The purpose of the fourth lock is not actually to “ban” the established church from opting in, but to ensure that there is no conflict between canon law and statute, which would bring about a constitutional contradiction. So by stating that the Government would make same-sex marriage “illegal” for the Church of England to opt in the Minister was simply wrong, which led to mistaken media-commentary about the Church of England being banned from opting in to same-sex marriage.
To “opt in” the Church of England would legislate in Synod, producing a Measure (the equivalent of an Act of Parliament). Synod Measures require parliamentary consent and the Synod's powers include the ability to amend Westminster legislation, as the Church pointed out in a briefing note to MPs “it would not require separate, additional legislation on the part of Parliament to enact any change to the Church's practice on marriage…For Parliament to give the Church of England an opt-in to conduct same sex marriages that it hasn't sought would be unnecessary, of doubtful constitutional propriety and introduce wholly avoidable confusion.”
At the same time the Government did not appear to understand the unique position of the Church of Wales, which it wrongly described as ‘established’. It is proposed to make it subject to the lock; but, while it retains the power to license marriages, being disestablished it cannot initiate legislation if it wishes ever to opt in. Therefore, while religious freedom is protected for the established church in England, the religious freedom of the non-established Anglican Church in Wales risks being curtailed.
In any event, the consequence of these proposals would be for the state, for the first time ever, to redefine the nature of marriage and thereby create two types of marriage.
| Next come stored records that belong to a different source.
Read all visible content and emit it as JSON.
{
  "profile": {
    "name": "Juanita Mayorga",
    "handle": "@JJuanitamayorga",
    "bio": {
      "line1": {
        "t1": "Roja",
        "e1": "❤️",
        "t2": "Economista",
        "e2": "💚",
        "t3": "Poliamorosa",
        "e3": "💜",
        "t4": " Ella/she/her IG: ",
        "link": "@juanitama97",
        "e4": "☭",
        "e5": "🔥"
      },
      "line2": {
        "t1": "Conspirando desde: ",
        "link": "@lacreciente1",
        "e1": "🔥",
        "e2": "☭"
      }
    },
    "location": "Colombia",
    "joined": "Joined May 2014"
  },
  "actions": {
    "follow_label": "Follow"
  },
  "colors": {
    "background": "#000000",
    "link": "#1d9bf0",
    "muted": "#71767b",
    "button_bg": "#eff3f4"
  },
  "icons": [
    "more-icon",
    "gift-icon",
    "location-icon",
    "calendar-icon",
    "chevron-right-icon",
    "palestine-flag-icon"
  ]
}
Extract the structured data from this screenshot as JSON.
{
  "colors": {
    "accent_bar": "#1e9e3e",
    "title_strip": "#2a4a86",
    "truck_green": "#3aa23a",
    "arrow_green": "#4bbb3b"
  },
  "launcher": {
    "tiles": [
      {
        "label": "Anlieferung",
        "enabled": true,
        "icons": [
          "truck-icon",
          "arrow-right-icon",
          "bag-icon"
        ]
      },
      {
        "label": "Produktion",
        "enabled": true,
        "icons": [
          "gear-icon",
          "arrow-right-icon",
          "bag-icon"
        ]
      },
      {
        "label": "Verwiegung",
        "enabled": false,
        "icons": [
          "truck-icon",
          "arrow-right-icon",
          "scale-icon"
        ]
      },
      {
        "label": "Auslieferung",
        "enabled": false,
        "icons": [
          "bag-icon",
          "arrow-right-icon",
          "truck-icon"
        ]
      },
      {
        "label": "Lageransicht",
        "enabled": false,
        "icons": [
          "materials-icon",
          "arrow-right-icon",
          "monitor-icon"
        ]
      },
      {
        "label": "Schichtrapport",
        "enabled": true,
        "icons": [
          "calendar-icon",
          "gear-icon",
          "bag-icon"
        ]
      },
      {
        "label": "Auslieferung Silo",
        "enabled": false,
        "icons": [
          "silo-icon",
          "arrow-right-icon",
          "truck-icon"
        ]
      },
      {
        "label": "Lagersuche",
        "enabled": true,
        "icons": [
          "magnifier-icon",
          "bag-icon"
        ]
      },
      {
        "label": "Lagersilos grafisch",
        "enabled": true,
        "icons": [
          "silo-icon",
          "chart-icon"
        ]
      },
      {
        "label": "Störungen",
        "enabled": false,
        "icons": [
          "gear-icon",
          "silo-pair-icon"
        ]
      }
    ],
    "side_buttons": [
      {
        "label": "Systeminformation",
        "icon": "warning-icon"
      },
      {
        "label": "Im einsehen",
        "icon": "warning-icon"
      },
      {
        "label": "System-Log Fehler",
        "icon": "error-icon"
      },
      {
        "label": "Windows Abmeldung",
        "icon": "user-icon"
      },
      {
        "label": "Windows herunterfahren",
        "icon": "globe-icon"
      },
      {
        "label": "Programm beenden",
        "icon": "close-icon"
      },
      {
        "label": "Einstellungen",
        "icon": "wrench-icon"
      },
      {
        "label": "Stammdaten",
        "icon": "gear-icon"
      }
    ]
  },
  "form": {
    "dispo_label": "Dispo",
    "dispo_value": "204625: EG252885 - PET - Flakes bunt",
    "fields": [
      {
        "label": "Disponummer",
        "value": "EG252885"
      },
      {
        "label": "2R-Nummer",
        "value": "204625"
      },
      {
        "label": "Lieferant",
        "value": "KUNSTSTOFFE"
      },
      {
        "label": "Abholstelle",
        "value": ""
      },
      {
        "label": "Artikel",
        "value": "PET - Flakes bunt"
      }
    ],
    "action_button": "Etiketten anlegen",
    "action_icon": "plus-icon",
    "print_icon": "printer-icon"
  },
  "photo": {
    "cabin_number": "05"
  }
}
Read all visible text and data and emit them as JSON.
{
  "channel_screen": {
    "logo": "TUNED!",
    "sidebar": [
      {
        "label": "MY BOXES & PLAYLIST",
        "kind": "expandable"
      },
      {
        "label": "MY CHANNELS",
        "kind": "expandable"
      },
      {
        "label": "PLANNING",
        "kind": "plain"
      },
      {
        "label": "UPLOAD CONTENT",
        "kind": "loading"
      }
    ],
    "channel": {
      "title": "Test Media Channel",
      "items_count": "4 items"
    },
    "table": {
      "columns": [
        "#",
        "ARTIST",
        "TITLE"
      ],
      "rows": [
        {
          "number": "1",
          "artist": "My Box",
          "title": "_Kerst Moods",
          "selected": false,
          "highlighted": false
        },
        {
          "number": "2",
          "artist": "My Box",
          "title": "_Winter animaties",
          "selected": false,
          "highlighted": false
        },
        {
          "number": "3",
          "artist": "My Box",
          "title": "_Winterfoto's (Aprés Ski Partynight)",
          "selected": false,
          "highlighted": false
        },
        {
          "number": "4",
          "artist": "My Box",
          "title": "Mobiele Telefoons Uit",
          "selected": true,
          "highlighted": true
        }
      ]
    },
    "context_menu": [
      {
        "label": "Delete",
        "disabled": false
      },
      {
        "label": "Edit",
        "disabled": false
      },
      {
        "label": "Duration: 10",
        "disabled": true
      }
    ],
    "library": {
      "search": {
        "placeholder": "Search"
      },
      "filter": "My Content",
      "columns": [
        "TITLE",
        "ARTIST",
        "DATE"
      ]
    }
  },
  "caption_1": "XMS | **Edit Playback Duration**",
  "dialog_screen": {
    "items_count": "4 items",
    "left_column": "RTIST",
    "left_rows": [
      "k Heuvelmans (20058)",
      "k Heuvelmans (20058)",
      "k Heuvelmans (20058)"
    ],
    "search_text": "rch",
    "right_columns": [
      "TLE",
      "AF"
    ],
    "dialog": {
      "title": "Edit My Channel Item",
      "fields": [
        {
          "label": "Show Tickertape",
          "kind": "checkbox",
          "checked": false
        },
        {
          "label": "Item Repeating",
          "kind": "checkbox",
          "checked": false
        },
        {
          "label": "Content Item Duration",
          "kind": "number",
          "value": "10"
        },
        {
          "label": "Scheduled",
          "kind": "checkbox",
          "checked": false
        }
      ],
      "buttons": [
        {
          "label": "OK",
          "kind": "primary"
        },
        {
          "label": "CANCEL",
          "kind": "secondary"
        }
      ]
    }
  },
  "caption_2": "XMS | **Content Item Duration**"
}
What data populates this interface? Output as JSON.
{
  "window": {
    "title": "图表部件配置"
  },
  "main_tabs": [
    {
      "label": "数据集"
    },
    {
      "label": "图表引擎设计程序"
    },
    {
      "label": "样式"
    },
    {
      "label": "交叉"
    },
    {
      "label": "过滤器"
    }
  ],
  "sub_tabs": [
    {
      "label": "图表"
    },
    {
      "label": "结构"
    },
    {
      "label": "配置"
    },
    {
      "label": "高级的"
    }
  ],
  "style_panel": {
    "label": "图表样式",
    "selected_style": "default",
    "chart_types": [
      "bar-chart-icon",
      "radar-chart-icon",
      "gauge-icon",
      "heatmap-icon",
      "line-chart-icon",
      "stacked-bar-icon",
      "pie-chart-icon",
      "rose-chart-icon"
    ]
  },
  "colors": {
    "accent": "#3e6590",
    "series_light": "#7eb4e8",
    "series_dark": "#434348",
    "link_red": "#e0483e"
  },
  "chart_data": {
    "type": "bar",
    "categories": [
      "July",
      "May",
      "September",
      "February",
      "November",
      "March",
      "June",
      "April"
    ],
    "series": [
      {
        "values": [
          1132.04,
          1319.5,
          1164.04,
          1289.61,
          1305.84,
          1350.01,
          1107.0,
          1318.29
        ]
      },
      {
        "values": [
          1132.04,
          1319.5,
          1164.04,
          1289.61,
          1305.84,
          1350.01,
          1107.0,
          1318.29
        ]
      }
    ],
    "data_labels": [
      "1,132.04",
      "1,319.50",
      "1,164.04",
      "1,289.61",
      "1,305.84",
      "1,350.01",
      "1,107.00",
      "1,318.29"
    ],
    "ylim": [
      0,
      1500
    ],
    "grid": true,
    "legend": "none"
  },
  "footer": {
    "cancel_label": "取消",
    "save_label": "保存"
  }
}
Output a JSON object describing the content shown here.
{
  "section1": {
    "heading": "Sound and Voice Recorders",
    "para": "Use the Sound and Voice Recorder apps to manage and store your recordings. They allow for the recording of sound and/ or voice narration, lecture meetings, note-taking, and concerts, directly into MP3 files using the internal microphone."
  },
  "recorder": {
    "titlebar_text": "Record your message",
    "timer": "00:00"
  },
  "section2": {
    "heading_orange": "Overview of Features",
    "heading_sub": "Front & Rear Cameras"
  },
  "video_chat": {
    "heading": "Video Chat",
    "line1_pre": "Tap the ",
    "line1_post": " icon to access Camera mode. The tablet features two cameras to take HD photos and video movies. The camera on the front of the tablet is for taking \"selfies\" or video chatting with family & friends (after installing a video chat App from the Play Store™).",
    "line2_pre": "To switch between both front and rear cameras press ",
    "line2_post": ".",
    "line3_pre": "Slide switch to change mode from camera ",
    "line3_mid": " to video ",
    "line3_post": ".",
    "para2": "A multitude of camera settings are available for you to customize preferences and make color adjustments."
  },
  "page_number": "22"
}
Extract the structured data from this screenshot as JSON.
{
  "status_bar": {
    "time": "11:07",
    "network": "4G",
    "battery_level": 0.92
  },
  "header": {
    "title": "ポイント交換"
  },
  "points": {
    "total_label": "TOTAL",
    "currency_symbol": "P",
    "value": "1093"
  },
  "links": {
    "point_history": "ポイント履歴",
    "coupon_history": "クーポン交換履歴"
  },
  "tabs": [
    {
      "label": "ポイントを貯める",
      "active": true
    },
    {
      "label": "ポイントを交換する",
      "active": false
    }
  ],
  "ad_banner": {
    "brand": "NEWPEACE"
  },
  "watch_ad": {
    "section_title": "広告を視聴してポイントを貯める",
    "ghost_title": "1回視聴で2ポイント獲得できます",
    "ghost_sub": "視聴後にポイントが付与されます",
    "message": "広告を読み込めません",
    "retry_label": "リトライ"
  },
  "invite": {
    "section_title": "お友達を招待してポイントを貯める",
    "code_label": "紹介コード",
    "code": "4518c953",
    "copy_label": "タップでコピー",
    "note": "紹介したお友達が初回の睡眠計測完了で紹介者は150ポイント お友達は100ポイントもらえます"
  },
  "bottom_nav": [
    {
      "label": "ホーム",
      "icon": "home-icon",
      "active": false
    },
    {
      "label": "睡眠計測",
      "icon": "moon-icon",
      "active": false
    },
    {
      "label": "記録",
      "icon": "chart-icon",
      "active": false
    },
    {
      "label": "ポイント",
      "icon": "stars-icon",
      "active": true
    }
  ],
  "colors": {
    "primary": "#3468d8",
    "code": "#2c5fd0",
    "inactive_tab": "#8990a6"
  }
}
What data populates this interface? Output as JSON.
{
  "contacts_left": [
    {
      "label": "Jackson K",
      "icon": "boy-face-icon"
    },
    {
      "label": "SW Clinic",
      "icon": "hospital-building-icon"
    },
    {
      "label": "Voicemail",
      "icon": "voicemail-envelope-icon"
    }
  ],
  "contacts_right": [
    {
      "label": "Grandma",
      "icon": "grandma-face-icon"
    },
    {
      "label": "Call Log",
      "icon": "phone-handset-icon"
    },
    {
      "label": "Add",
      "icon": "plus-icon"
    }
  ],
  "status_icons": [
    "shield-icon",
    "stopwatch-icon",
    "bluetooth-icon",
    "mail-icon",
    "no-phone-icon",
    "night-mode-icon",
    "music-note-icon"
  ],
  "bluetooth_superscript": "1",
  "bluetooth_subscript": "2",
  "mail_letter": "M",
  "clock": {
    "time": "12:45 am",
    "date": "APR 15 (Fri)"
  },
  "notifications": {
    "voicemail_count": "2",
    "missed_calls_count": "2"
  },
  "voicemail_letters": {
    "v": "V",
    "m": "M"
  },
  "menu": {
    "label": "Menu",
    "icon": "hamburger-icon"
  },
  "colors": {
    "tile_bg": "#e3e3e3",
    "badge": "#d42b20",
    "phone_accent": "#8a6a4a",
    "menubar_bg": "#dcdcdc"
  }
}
Marriage as we know it to be for millennia, protected by the churches, and a new sort of marriage, administered by the State, the Quakers, Unitarians and Liberal Judaism. The majority of faiths would thereby continue with marriage between man and woman, while the rest of the country would go down its own route, breaking the single institution of marriage into the status quo (maintained by churches) and a new form of marriage for those married outside most churches.
Let the Country Decide
Worse, as many signatories across all parties have put in an open letter to the Telegraph, this attack on an ancient institution has no democratic mandate. There was no clear commitment in the governing parties’ manifestos. The petition of some 600 thousand plus to retain the current definition of marriage appears to have been ignored as part of the consultation. The polls are ambiguous as to whether a majority favour this proposal. Surely, without a mandate and for such a controversial change the public should decide. Otherwise many will feel the new marriage has been imposed upon them.
While the political and media class may see this as a mere tidying up exercise to complete the equalities agenda, this is exceptionally controversial for many voters. If David Cameron wants to prove politicians aren't out of touch on this issue, and if he wants the policy to have full public backing, he should put his idea to the country in a referendum.